Progressive lenses are a modern alternative to bifocal lenses that assist two fields of vision and transition seamlessly between the two. The lens transition is invisible for both the wearer and those the wearer interacts with, as (unlike bifocals) progressive lenses have no visible lines between fields of vision. Various measurements are taken to ensure that the fields of vision sit in the appropriate part of the lens vertically, but vertex distance is a factor that can only be measured once frames have been chosen.
What is vertex distance?
After you’ve chosen your fancy new frames, there’s still an important final measurement that has to take place. That’s vertex distance, and it refers to the distance between your eyes and your progressive lenses.
Magnification effects vary with the distance between your lenses and your eyes. This can affect the quality of your vision, even if the near and far fields of vision sit in the right place vertically within a pair of glasses. You should ensure that the glasses you wear aren’t prone to falling down your nose. If this affects you, we want you to know that you shouldn’t have to adjust your glasses constantly. So whether you’re ready for a new pair or are just tired of pushing your glasses back up your nose, our friendly Calgary optometrists will help you choose your next pair of glasses. We’re also happy to adjust your current ones, so they fit properly.
How is vertex distance affected when switching from contact lenses to glasses?
Vertex distance is also very important to measure for patients who wear contact lenses and glasses. This is especially true if their prescription is -/+4.00D or more. Higher prescriptions will see a stronger magnification effect, and the contact lens power will be completely different from the glasses prescription. If you wear contact lenses, stop by Doig Optometry to ensure a proper match between your contacts and your glasses prescription.
Can you duplicate the vertex distance using your current glasses?
No, and we have many patients who wonder why they can’t just duplicate the vertex distance measured using the glasses they’re wearing right now.
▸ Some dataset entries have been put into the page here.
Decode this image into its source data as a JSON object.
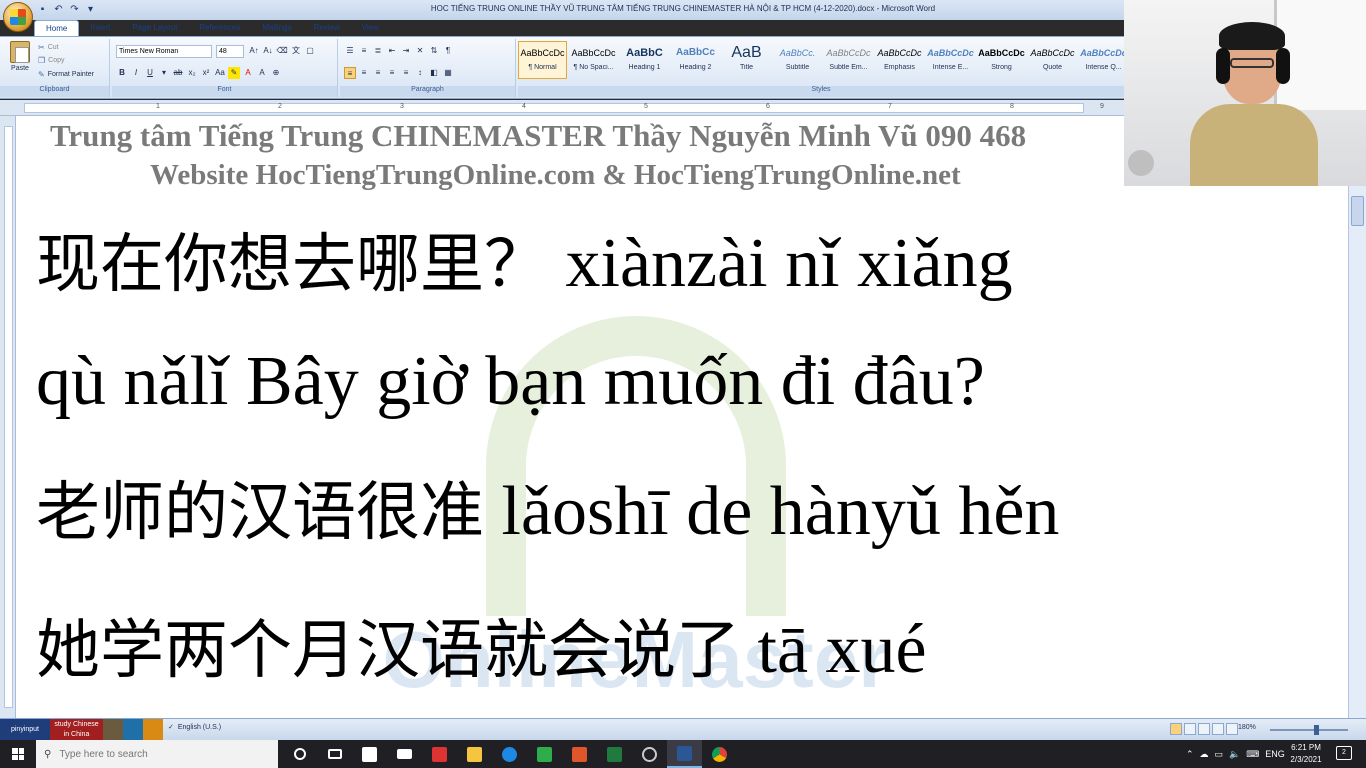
{
  "window": {
    "title": "HOC TIẾNG TRUNG ONLINE THẦY VŨ TRUNG TÂM TIẾNG TRUNG CHINEMASTER HÀ NỘI & TP HCM (4-12-2020).docx - Microsoft Word"
  },
  "ribbon": {
    "tabs": [
      "Home",
      "Insert",
      "Page Layout",
      "References",
      "Mailings",
      "Review",
      "View"
    ],
    "clipboard": {
      "paste": "Paste",
      "cut": "Cut",
      "copy": "Copy",
      "format_painter": "Format Painter",
      "label": "Clipboard"
    },
    "font": {
      "name": "Times New Roman",
      "size": "48",
      "label": "Font"
    },
    "paragraph": {
      "label": "Paragraph"
    },
    "styles": {
      "label": "Styles",
      "items": [
        {
          "preview": "AaBbCcDc",
          "name": "¶ Normal"
        },
        {
          "preview": "AaBbCcDc",
          "name": "¶ No Spaci..."
        },
        {
          "preview": "AaBbC",
          "name": "Heading 1"
        },
        {
          "preview": "AaBbCc",
          "name": "Heading 2"
        },
        {
          "preview": "AaB",
          "name": "Title"
        },
        {
          "preview": "AaBbCc.",
          "name": "Subtitle"
        },
        {
          "preview": "AaBbCcDc",
          "name": "Subtle Em..."
        },
        {
          "preview": "AaBbCcDc",
          "name": "Emphasis"
        },
        {
          "preview": "AaBbCcDc",
          "name": "Intense E..."
        },
        {
          "preview": "AaBbCcDc",
          "name": "Strong"
        },
        {
          "preview": "AaBbCcDc",
          "name": "Quote"
        },
        {
          "preview": "AaBbCcDc",
          "name": "Intense Q..."
        }
      ]
    }
  },
  "ruler": {
    "marks": [
      "1",
      "2",
      "3",
      "4",
      "5",
      "6",
      "7",
      "8",
      "9"
    ]
  },
  "document": {
    "header_line1": "Trung tâm Tiếng Trung CHINEMASTER Thầy Nguyễn Minh Vũ 090 468",
    "header_line2": "Website HocTiengTrungOnline.com & HocTiengTrungOnline.net",
    "lines": [
      {
        "hanzi": "现在你想去哪里？",
        "pinyin": " xiànzài nǐ xiǎng"
      },
      {
        "hanzi": "",
        "pinyin": "qù nǎlǐ Bây giờ bạn muốn đi đâu?"
      },
      {
        "hanzi": "老师的汉语很准",
        "pinyin": " lǎoshī de hànyǔ hěn"
      },
      {
        "hanzi": "她学两个月汉语就会说了",
        "pinyin": " tā xué"
      }
    ]
  },
  "statusbar": {
    "pinyininput": "pinyinput",
    "study_chinese": "study Chinese in China",
    "language": "English (U.S.)",
    "zoom": "180%"
  },
  "taskbar": {
    "search_placeholder": "Type here to search",
    "lang": "ENG",
    "time": "6:21 PM",
    "date": "2/3/2021",
    "notifications": "2"
  }
}
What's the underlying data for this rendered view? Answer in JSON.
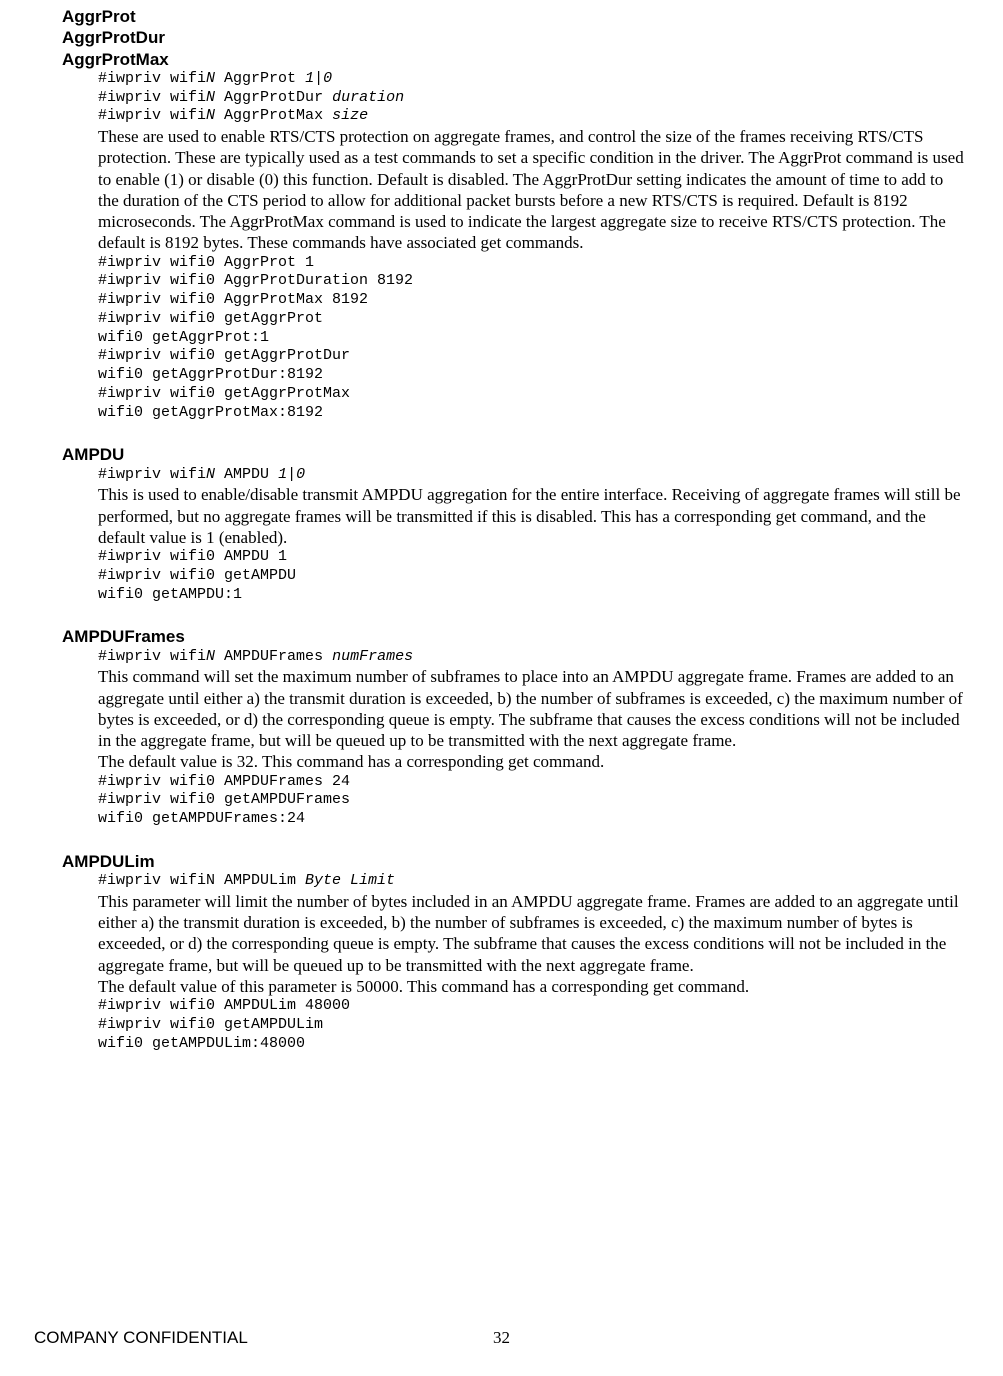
{
  "sections": [
    {
      "titles": [
        "AggrProt",
        "AggrProtDur",
        "AggrProtMax"
      ],
      "syntax": [
        {
          "pre": "#iwpriv wifi",
          "it": "N",
          "mid": " AggrProt ",
          "arg": "1|0"
        },
        {
          "pre": "#iwpriv wifi",
          "it": "N",
          "mid": " AggrProtDur ",
          "arg": "duration"
        },
        {
          "pre": "#iwpriv wifi",
          "it": "N",
          "mid": " AggrProtMax ",
          "arg": "size"
        }
      ],
      "paras": [
        "These are used to enable RTS/CTS protection on aggregate frames, and control the size of the frames receiving RTS/CTS protection. These are typically used as a test commands to set a specific condition in the driver. The AggrProt command is used to enable (1) or disable (0) this function. Default is disabled. The AggrProtDur setting indicates the amount of time to add to the duration of the CTS period to allow for additional packet bursts before a new RTS/CTS is required. Default is 8192 microseconds. The AggrProtMax command is used to indicate the largest aggregate size to receive RTS/CTS protection. The default is 8192 bytes. These commands have associated get commands."
      ],
      "example": "#iwpriv wifi0 AggrProt 1\n#iwpriv wifi0 AggrProtDuration 8192\n#iwpriv wifi0 AggrProtMax 8192\n#iwpriv wifi0 getAggrProt\nwifi0 getAggrProt:1\n#iwpriv wifi0 getAggrProtDur\nwifi0 getAggrProtDur:8192\n#iwpriv wifi0 getAggrProtMax\nwifi0 getAggrProtMax:8192"
    },
    {
      "titles": [
        "AMPDU"
      ],
      "syntax": [
        {
          "pre": "#iwpriv wifi",
          "it": "N",
          "mid": " AMPDU ",
          "arg": "1|0"
        }
      ],
      "paras": [
        "This is used to enable/disable transmit AMPDU aggregation for the entire interface. Receiving of aggregate frames will still be performed, but no aggregate frames will be transmitted if this is disabled. This has a corresponding get command, and the default value is 1 (enabled)."
      ],
      "example": "#iwpriv wifi0 AMPDU 1\n#iwpriv wifi0 getAMPDU\nwifi0 getAMPDU:1"
    },
    {
      "titles": [
        "AMPDUFrames"
      ],
      "syntax": [
        {
          "pre": "#iwpriv wifi",
          "it": "N",
          "mid": " AMPDUFrames ",
          "arg": "numFrames"
        }
      ],
      "paras": [
        "This command will set the maximum number of subframes to place into an AMPDU aggregate frame. Frames are added to an aggregate until either a) the transmit duration is exceeded, b) the number of subframes is exceeded, c) the maximum number of bytes is exceeded, or d) the corresponding queue is empty. The subframe that causes the excess conditions will not be included in the aggregate frame, but will be queued up to be transmitted with the next aggregate frame.",
        "The default value is 32. This command has a corresponding get command."
      ],
      "example": "#iwpriv wifi0 AMPDUFrames 24\n#iwpriv wifi0 getAMPDUFrames\nwifi0 getAMPDUFrames:24"
    },
    {
      "titles": [
        "AMPDULim"
      ],
      "syntax": [
        {
          "pre": "#iwpriv wifiN AMPDULim ",
          "it": "",
          "mid": "",
          "arg": "Byte Limit"
        }
      ],
      "paras": [
        "This parameter will limit the number of bytes included in an AMPDU aggregate frame. Frames are added to an aggregate until either a) the transmit duration is exceeded, b) the number of subframes is exceeded, c) the maximum number of bytes is exceeded, or d) the corresponding queue is empty. The subframe that causes the excess conditions will not be included in the aggregate frame, but will be queued up to be transmitted with the next aggregate frame.",
        "The default value of this parameter is 50000. This command has a corresponding get command."
      ],
      "example": "#iwpriv wifi0 AMPDULim 48000\n#iwpriv wifi0 getAMPDULim\nwifi0 getAMPDULim:48000"
    }
  ],
  "footer": {
    "left": "COMPANY CONFIDENTIAL",
    "page": "32"
  }
}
Simply put, it’s because every frame fits differently. Even the very same pair of glasses will fit two people very differently. To get an accurate measurement, we’ll have to see how your new frames fit on you. While ordering glasses online in your pyjamas is certainly convenient, it’s impossible to ensure the proper fit and vertex distance measurement unless we see your new frames “as worn” on your face.
The best way to set yourself up for a good and comfortable fit with your glasses is to have them professionally measured by one of our experienced optometrists.